A seed is such a tiny package, but within it one of the great mysteries of the universe lies dormant, ready to unfold with just the slightest prodding. Curled into a seed is a force with more than the power of a locomotive, and greater than that created by splitting atoms. It's the force of life itself.

And seeds are the vehicles for this force which makes life happen. They're adaptable, tenacious, prepared to travel great distances and in some cases extremely mobile, and they have the ability to remain dormant for years, waiting until the conditions are right for life.

Seeds are nature's insurance against calamity. They're produced in such enormous numbers that, just by chance, some of them are bound to make it. And they have nature's ingenuity behind them. Some seeds have even developed interesting ways of getting people to work for them.

Garden seeds have this part worked out. They don't need wings or skills to find the right location for growth, simply because they've done such a good job of making their place in the world. They've spent centuries training people to plant them and tend to their needs.

Even weeds have people working for them. Dandelions have enchanted children to blow their silky parachutes of seed to the wind. Maple seeds, so appealing as stick-on elf noses, have persuaded children to play with them - and release their round seeds from the propellers that carried them, like miniature helicopters, to the ground.

Burdock seeds grow in sticky burrs, which attach themselves to animals - from cats to men to bears - and hitch rides around the world.
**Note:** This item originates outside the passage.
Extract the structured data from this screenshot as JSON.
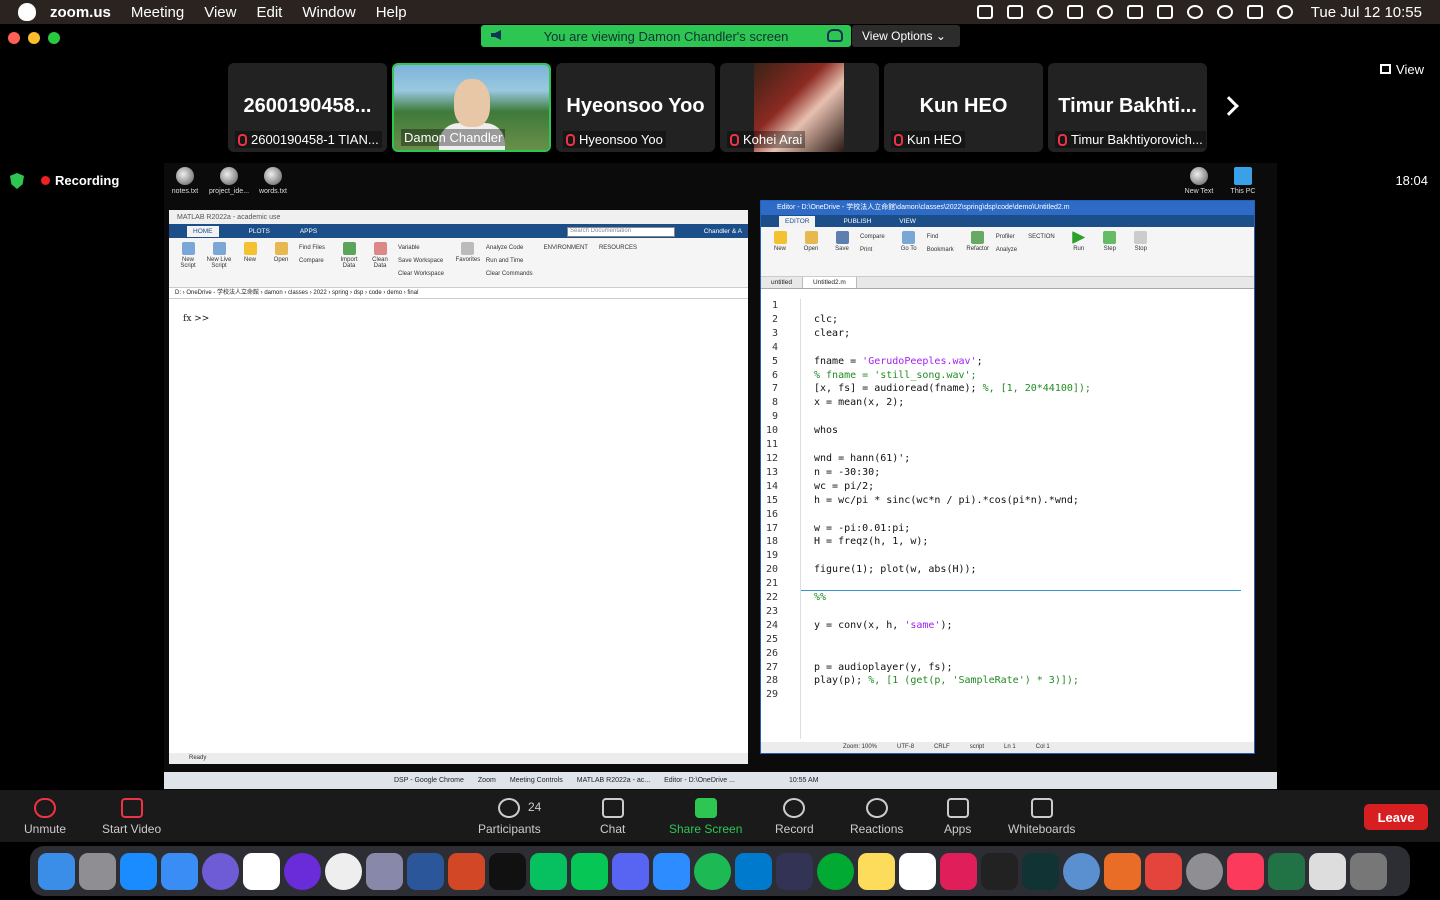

Marijuana seed makes canaries sing, and it used to be included in birdseed until folks discovered that the birds were seeding the fields and roadsides with it. Now it's no longer in birdseed, but young people have taken on the job of scattering its seed.

Tomato seeds are so hardy they can survive the human digestive tract and sewage treatment. And seeds - thousands of years old, but still viable - have been found in ancient tombs.

The seeds of jewelweed or wild touch-me-not are highly mobile. They ripen inside pods that explode when the seeds are ready, scattering them with strong force. And, on a windy fall day, you can see the silky seed of milkweed floating by on the currents.

Seeds are so mobile, in fact, that most of America's weeds are not native, but imported from Europe. Not too many people imported weed seed on purpose, but it came anyway - in soil, fur, packing material, animals and animal feed, in pants cuffs, socks, shoes and any other way it could catch a ride. Weeds settled America with the Europeans.

And one of the names of the common plaintain is white man's footprint. Indian legends say it only grew where white men had walked. It started in white settlements and quickly spread to become one of the hardiest weeds, capable of thriving between the cracks of city sidewalks.

But seed was easier to gather and spread back in those days when seeds ran true. Today, many garden seeds are hybrids, and they don't run true. That means that if you save seed from hybrid vegetables, you won't know what you're going to produce, and you may not get anything at all. Hybrid corn, for instance, produces only sterile seed.

But if you're growing old-fashioned, unhybridized crops, you can save the seed of the plants that have the qualities you're seeking.

Mix tomato seeds and pulp with a little water and let them ferment a few days, then rinse, dry and store them. Let other seeds ripen in the garden. And remember that biennials, like beets, carrots and cabbages, don't set until the second year.

And, if you really get into saving old-fashioned seed, get in touch with Kent Whealy, RFD 2, Princeton, Mo. 64673. He runs The True Seed Exchange, and connects gardeners across the country who have old-fashioned seeds to share.